Bigger kennels at dog shelter, road projects approved by commissioners

Road and bridge projects and solutions to deal with the large dog population at the county’s dog shelter were the main topics of discussion at the Richland County commissioners’ meeting on Thursday.

Commissioners authorized County Engineer Adam Gove to enter into contracts with the Ohio Department of Transportation for funding for bridge replacement projects on Champion and Coursen Roads and a roadway widening project on Lexington-Springmill Road.

They also authorized expenditures of up to $49,999 in county capital reinvestment funds for new large dog cages and agreed to lower some fees to encourage adoption of the large number of dogs held at the shelter.

The council has accepted a recommendation from Dog Warden Missy Houghton to cut pound fees in half and reduce adoption fees for the month of August.

“We asked what was the biggest barrier to adoption and why there are so many of us and the biggest thing we heard was ‘It’s too expensive to pick up my dog ​​right now,'” Houghton said. .

“We have trouble with dogs”

The impound fee which is $30 for the first day and $10 for each subsequent day will be reduced to $15 on the first day and $5 per day thereafter. Adoption fees will drop from $199 per dog to $150 – $125 for seniors and veterans. Both changes will take effect from August 1 to 31.

“Right now people are struggling with adoption fees and we’re struggling with dogs. It’s a good way to get in the middle,” Houghton says. “Our biggest hope is that if we reduce pound fees, people will pick up their dogs.”

Adoption fees include a spay or neuter, first round of vaccinations, deworming, microchipping, and one-year license fee.

Houghton said the shelter has 78 dogs despite a summer adoption event last weekend and has averaged between 68 and 80 dogs over the past four or five months. She told the council that 40 to 50 dogs is a “comfortable” number for staff to properly clean and conduct behavioral tests.

Houghton said that while the “fat” of the dogs at the shelter are the “pit bull type,” officials don’t adopt dogs that are individually designated as vicious with a history of unprovoked fighting.

“They’re great dogs, but you have to know the type of dog you want and the activity level,” she said. “I tell people not to look at race. There are specific things with breeds but overall look at the characteristics of this dog, the behavior of this dog, as opposed to the breed of this dog.

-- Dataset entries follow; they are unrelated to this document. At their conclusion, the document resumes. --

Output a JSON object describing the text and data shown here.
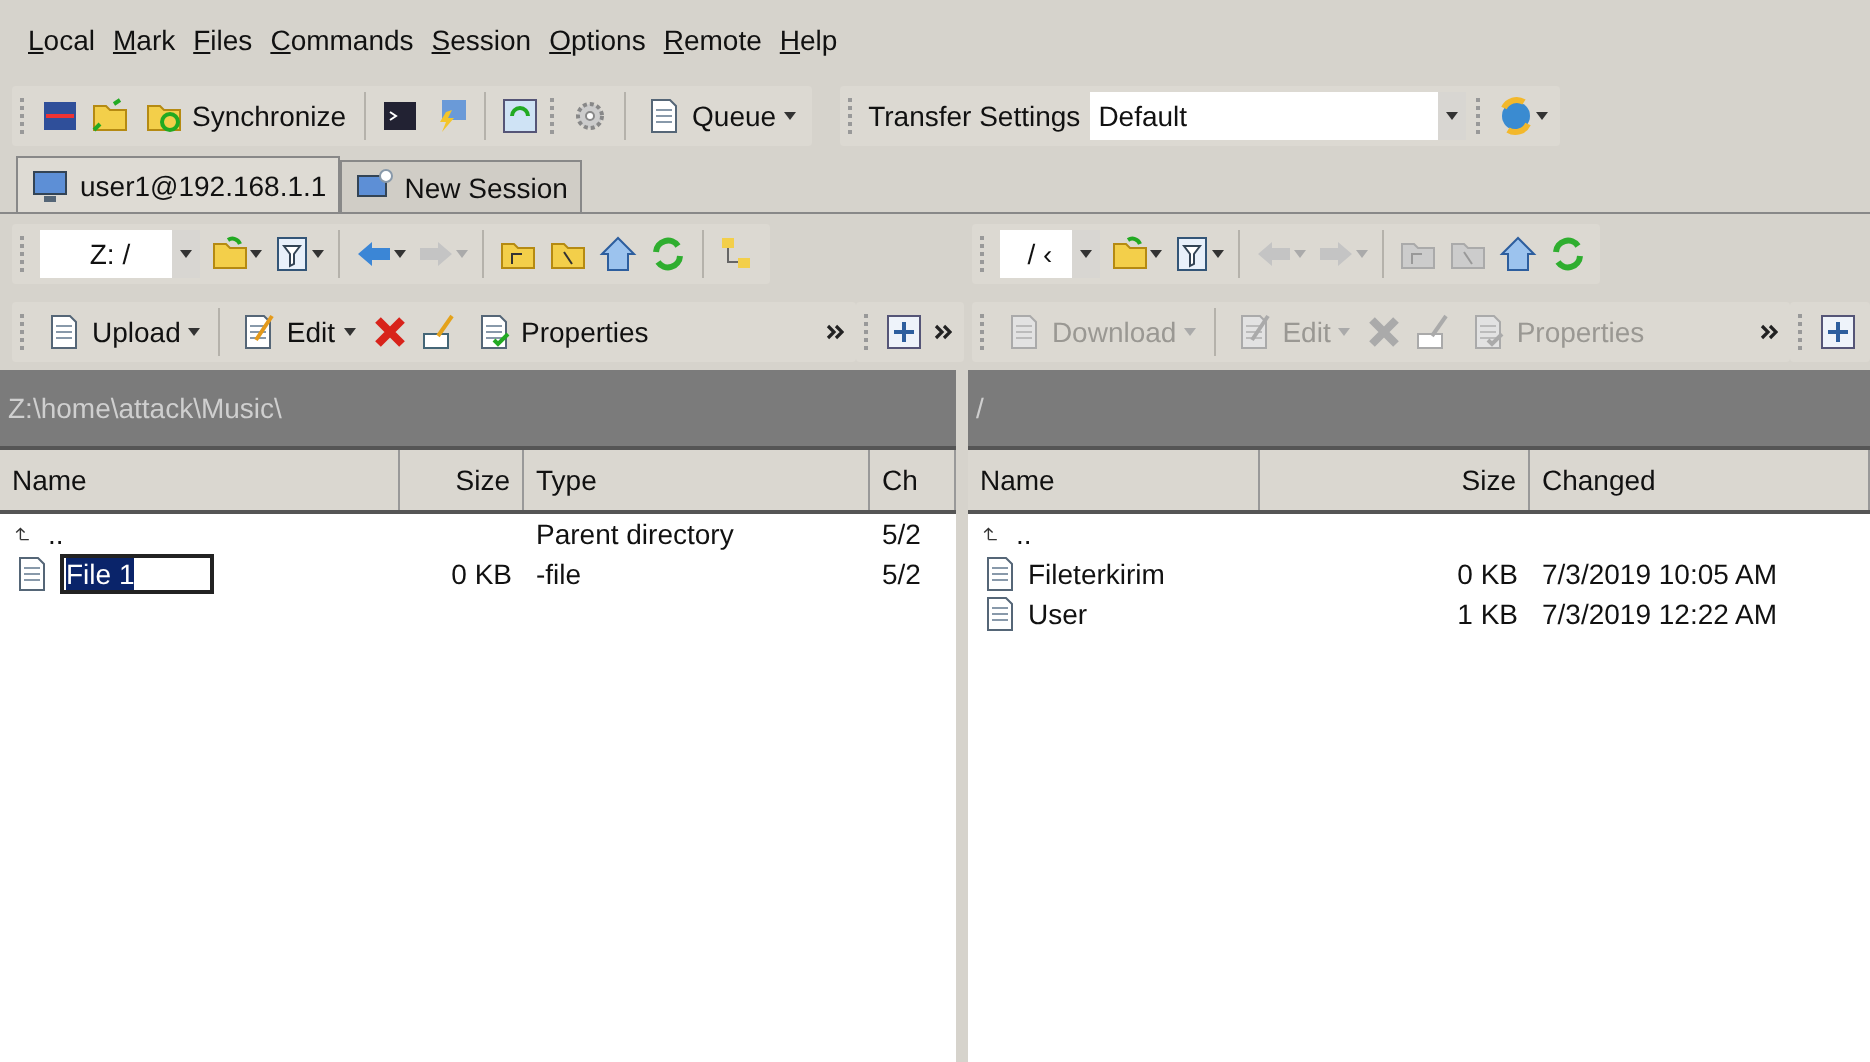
{
  "menu": [
    {
      "mnemonic": "L",
      "rest": "ocal"
    },
    {
      "mnemonic": "M",
      "rest": "ark"
    },
    {
      "mnemonic": "F",
      "rest": "iles"
    },
    {
      "mnemonic": "C",
      "rest": "ommands"
    },
    {
      "mnemonic": "S",
      "rest": "ession"
    },
    {
      "mnemonic": "O",
      "rest": "ptions"
    },
    {
      "mnemonic": "R",
      "rest": "emote"
    },
    {
      "mnemonic": "H",
      "rest": "elp"
    }
  ],
  "toolbar": {
    "synchronize": "Synchronize",
    "queue": "Queue",
    "transfer_label": "Transfer Settings",
    "transfer_value": "Default"
  },
  "tabs": [
    {
      "label": "user1@192.168.1.1",
      "selected": true
    },
    {
      "label": "New Session",
      "selected": false
    }
  ],
  "panes": [
    {
      "path_combo": "Z: /",
      "path": "Z:\\home\\attack\\Music\\",
      "back_disabled": false,
      "folders_disabled": false,
      "actions_disabled": false,
      "transfer": "Upload",
      "edit": "Edit",
      "properties": "Properties",
      "columns": [
        "Name",
        "Size",
        "Type",
        "Ch"
      ],
      "rows": [
        {
          "kind": "parent",
          "name": "..",
          "type": "Parent directory",
          "changed": "5/2"
        },
        {
          "kind": "file",
          "name": "File 1",
          "size": "0 KB",
          "type": "-file",
          "changed": "5/2",
          "renaming": true
        }
      ]
    },
    {
      "path_combo": "/ ‹",
      "path": "/",
      "back_disabled": true,
      "folders_disabled": true,
      "actions_disabled": true,
      "transfer": "Download",
      "edit": "Edit",
      "properties": "Properties",
      "columns": [
        "Name",
        "Size",
        "Changed"
      ],
      "rows": [
        {
          "kind": "parent",
          "name": ".."
        },
        {
          "kind": "file",
          "name": "Fileterkirim",
          "size": "0 KB",
          "changed": "7/3/2019 10:05 AM",
          "renaming": false
        },
        {
          "kind": "file",
          "name": "User",
          "size": "1 KB",
          "changed": "7/3/2019 12:22 AM",
          "renaming": false
        }
      ]
    }
  ]
}
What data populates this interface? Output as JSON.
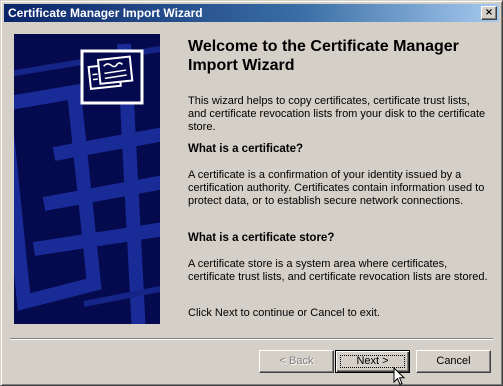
{
  "window": {
    "title": "Certificate Manager Import Wizard",
    "close_symbol": "×"
  },
  "side_panel": {
    "icon": "certificate-icon",
    "background_color": "#05094d",
    "pattern_color": "#1c2fa0"
  },
  "main": {
    "heading": "Welcome to the Certificate Manager Import Wizard",
    "intro": "This wizard helps to copy certificates, certificate trust lists, and certificate revocation lists from your disk to the certificate store.",
    "sections": [
      {
        "title": "What is a certificate?",
        "body": "A certificate is a confirmation of your identity issued by a certification authority.  Certificates contain information used to protect data, or to establish secure network connections."
      },
      {
        "title": "What is a certificate store?",
        "body": "A certificate store is a system area where certificates, certificate trust lists, and certificate revocation lists are stored."
      }
    ],
    "footer_text": "Click Next to continue or Cancel to exit."
  },
  "buttons": {
    "back": {
      "label": "< Back",
      "enabled": false
    },
    "next": {
      "label": "Next >",
      "enabled": true,
      "default": true
    },
    "cancel": {
      "label": "Cancel",
      "enabled": true
    }
  },
  "cursor": {
    "icon": "arrow-cursor-icon"
  }
}
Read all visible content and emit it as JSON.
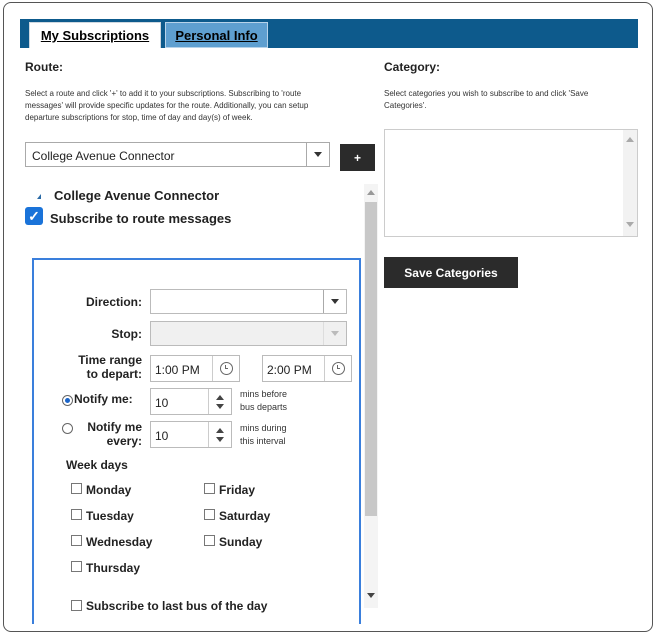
{
  "tabs": [
    {
      "label": "My Subscriptions",
      "active": true
    },
    {
      "label": "Personal Info",
      "active": false
    }
  ],
  "route": {
    "title": "Route:",
    "help_lines": [
      "Select a route and click '+' to add it to your subscriptions. Subscribing to 'route",
      "messages' will provide specific updates for the route. Additionally, you can setup",
      "departure subscriptions for stop, time of day and day(s) of week."
    ],
    "selected": "College Avenue Connector",
    "add_label": "+"
  },
  "route_item": {
    "name": "College Avenue Connector",
    "subscribe_label": "Subscribe to route messages",
    "subscribe_checked": true
  },
  "form": {
    "direction_label": "Direction:",
    "direction_value": "",
    "stop_label": "Stop:",
    "stop_value": "",
    "time_range_label_1": "Time range",
    "time_range_label_2": "to depart:",
    "time_from": "1:00 PM",
    "time_to": "2:00 PM",
    "notify_me_label": "Notify me:",
    "notify_me_selected": true,
    "notify_me_value": "10",
    "notify_me_hint_1": "mins before",
    "notify_me_hint_2": "bus departs",
    "notify_every_label_1": "Notify me",
    "notify_every_label_2": "every:",
    "notify_every_selected": false,
    "notify_every_value": "10",
    "notify_every_hint_1": "mins during",
    "notify_every_hint_2": "this interval",
    "weekdays_title": "Week days",
    "days": [
      {
        "label": "Monday",
        "checked": false
      },
      {
        "label": "Tuesday",
        "checked": false
      },
      {
        "label": "Wednesday",
        "checked": false
      },
      {
        "label": "Thursday",
        "checked": false
      },
      {
        "label": "Friday",
        "checked": false
      },
      {
        "label": "Saturday",
        "checked": false
      },
      {
        "label": "Sunday",
        "checked": false
      }
    ],
    "last_bus_label": "Subscribe to last bus of the day"
  },
  "category": {
    "title": "Category:",
    "help_lines": [
      "Select categories you wish to subscribe to and click 'Save",
      "Categories'."
    ],
    "save_label": "Save Categories"
  },
  "colors": {
    "tabbar": "#0d5a8c",
    "accent": "#3a7fdc",
    "button": "#2b2b2b"
  }
}
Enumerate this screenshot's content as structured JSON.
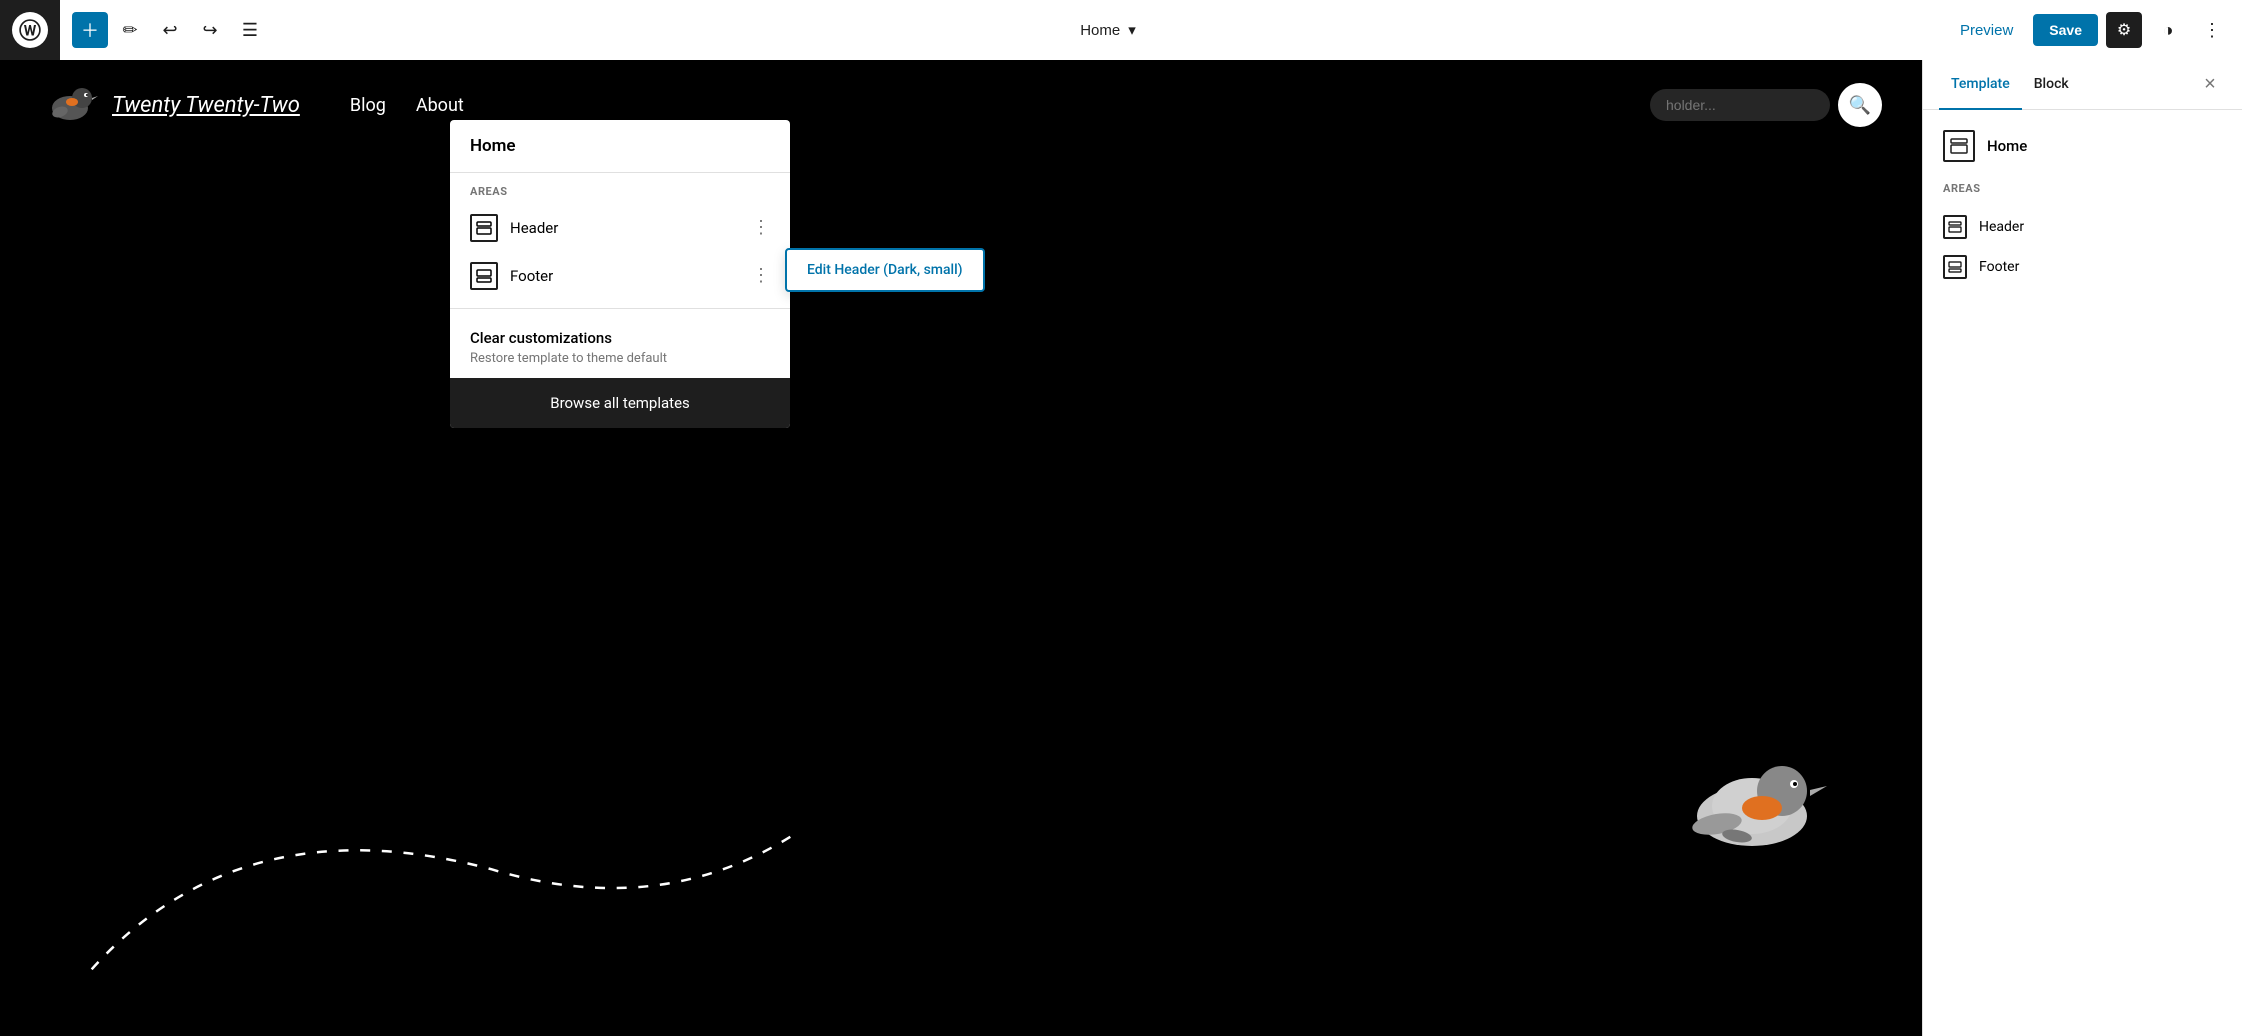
{
  "toolbar": {
    "add_label": "+",
    "page_title": "Home",
    "preview_label": "Preview",
    "save_label": "Save",
    "chevron_down": "▾"
  },
  "site": {
    "name": "Twenty Twenty-Two",
    "nav": [
      "Blog",
      "About"
    ],
    "search_placeholder": "holder..."
  },
  "dropdown": {
    "title": "Home",
    "areas_label": "AREAS",
    "items": [
      {
        "label": "Header"
      },
      {
        "label": "Footer"
      }
    ],
    "clear_title": "Clear customizations",
    "clear_sub": "Restore template to theme default",
    "browse_label": "Browse all templates"
  },
  "context_menu": {
    "item": "Edit Header (Dark, small)"
  },
  "sidebar": {
    "tab_template": "Template",
    "tab_block": "Block",
    "close_label": "×",
    "template_name": "Home",
    "areas_label": "AREAS",
    "areas": [
      {
        "label": "Header"
      },
      {
        "label": "Footer"
      }
    ]
  }
}
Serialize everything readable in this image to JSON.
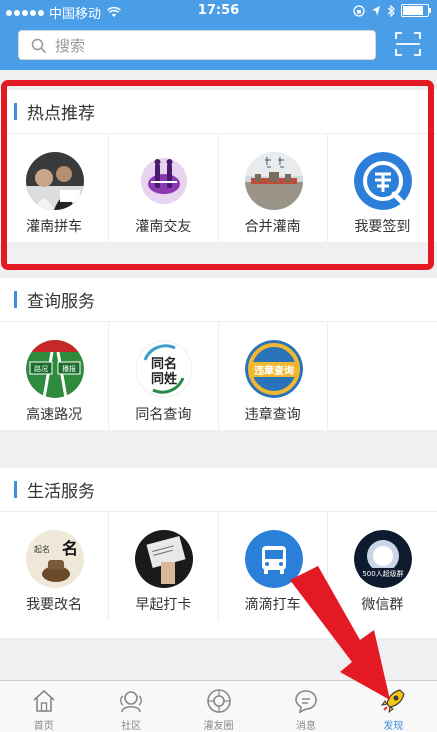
{
  "status_bar": {
    "carrier": "中国移动",
    "time": "17:56",
    "battery_level": 0.9
  },
  "search": {
    "placeholder": "搜索"
  },
  "sections": {
    "hot": {
      "title": "热点推荐",
      "items": [
        {
          "label": "灌南拼车",
          "icon": "carpool-photo"
        },
        {
          "label": "灌南交友",
          "icon": "dating-icon"
        },
        {
          "label": "合并灌南",
          "icon": "merge-guannan-photo"
        },
        {
          "label": "我要签到",
          "icon": "checkin-icon"
        }
      ]
    },
    "query": {
      "title": "查询服务",
      "items": [
        {
          "label": "高速路况",
          "icon": "highway-icon",
          "sign": [
            "路况",
            "播报"
          ]
        },
        {
          "label": "同名查询",
          "icon": "same-name-icon",
          "sign": [
            "同名",
            "同姓"
          ]
        },
        {
          "label": "违章查询",
          "icon": "violation-icon",
          "sign": [
            "违章查询"
          ]
        }
      ]
    },
    "life": {
      "title": "生活服务",
      "items": [
        {
          "label": "我要改名",
          "icon": "rename-icon",
          "sign": [
            "起名",
            "名"
          ]
        },
        {
          "label": "早起打卡",
          "icon": "early-checkin-icon"
        },
        {
          "label": "滴滴打车",
          "icon": "taxi-icon"
        },
        {
          "label": "微信群",
          "icon": "wechat-group-icon",
          "sign": [
            "500人超级群"
          ]
        }
      ]
    }
  },
  "tabs": [
    {
      "label": "首页",
      "icon": "home-icon"
    },
    {
      "label": "社区",
      "icon": "community-icon"
    },
    {
      "label": "灌友圈",
      "icon": "friends-circle-icon"
    },
    {
      "label": "消息",
      "icon": "message-icon"
    },
    {
      "label": "发现",
      "icon": "rocket-icon",
      "active": true
    }
  ],
  "colors": {
    "accent": "#4a9ee8",
    "highlight": "#e31923"
  }
}
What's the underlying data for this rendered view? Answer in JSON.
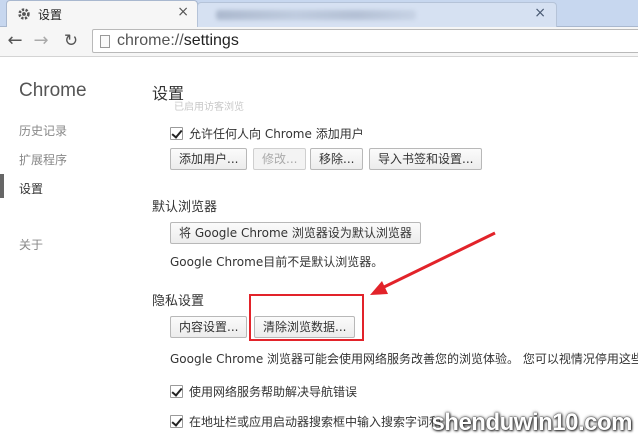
{
  "browser": {
    "active_tab_title": "设置",
    "url_scheme": "chrome://",
    "url_path": "settings"
  },
  "sidebar": {
    "brand": "Chrome",
    "items": [
      {
        "label": "历史记录"
      },
      {
        "label": "扩展程序"
      },
      {
        "label": "设置"
      },
      {
        "label": "关于"
      }
    ]
  },
  "page": {
    "title": "设置",
    "ghost_text": "已启用访客浏览",
    "users": {
      "allow_any_user_label": "允许任何人向 Chrome 添加用户",
      "buttons": [
        "添加用户...",
        "修改...",
        "移除...",
        "导入书签和设置..."
      ]
    },
    "default_browser": {
      "heading": "默认浏览器",
      "set_default_button": "将 Google Chrome 浏览器设为默认浏览器",
      "status": "Google Chrome目前不是默认浏览器。"
    },
    "privacy": {
      "heading": "隐私设置",
      "content_settings_button": "内容设置...",
      "clear_data_button": "清除浏览数据...",
      "description": "Google Chrome 浏览器可能会使用网络服务改善您的浏览体验。 您可以视情况停用这些服",
      "nav_errors_label": "使用网络服务帮助解决导航错误",
      "search_predict_label": "在地址栏或应用启动器搜索框中输入搜索字词和"
    }
  },
  "watermark": "shenduwin10.com",
  "colors": {
    "annotation": "#e2232a"
  }
}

Houghton will also host after-hours events every Tuesday in August. The event will take place from 4:30 p.m. to 7:30 p.m. on the first Tuesday and until 6:30 p.m. on the other Tuesdays in August.

Ongoing efforts to reduce the dog population, Houghton said, include joining the Best Friends Network to help send dogs and considering joining Pets for Patriots to help with adoption costs for veterans. She will also apply for a spaying and spaying grant from Ohio license plate sales revenue.

Commissioners also approved a contract with Shor-Line Kennels of Kansas City to replace the kennels on the north side of the building with 10 larger units. The estimated cost of $48,074 will be approximately $6,000 more than the initial estimate discussed at the end of June, as the project now includes a company recommendation to replace the existing galvanized drain pipes with steel pipes. stainless.

The delivery time for the new cages should be four to six weeks.

$1.5 million approved to replace two bridges

In relation to the engineer’s demands, the commissioners have given their approval to move forward on a project estimated at $660,000 to replace a bridge over Champion Road north of London West Road in the township of Plymouth and a bridge over Coursen Road over Steel Run in Perry Township at an estimated cost of $870,000.

The largest project in scope and cost will be to add six feet of paved berm and two feet of unpaved berm to both sides of Lexington-Springmill between Home Road and Marion Avenue at an estimated cost of $1.6 million. dollars. The project corresponds to that carried out a few years earlier in the south of this area.

Federal and/or state funds will cover approximately 90% of the three projects.

Gove said the Champion Road project is expected to be completed in early 2024 under a fast-turnaround design-build pathway, while the Coursen Road bridge will be completed in late 2024 or early 2025 The Lexington-Springmill Road improvement, which includes certain track purchase rights, is expected to be completed in calendar year 2025.

Commissioners Chairman Tony Vero has suggested that some of the $240,000 local matching for the projects could be covered by using some of the $900,000 in American Rescue Plan Act funds that have been set aside from aside to replace income from the engineer’s office. Gove said he and county business manager Andrew Keller are looking for ways to use the money.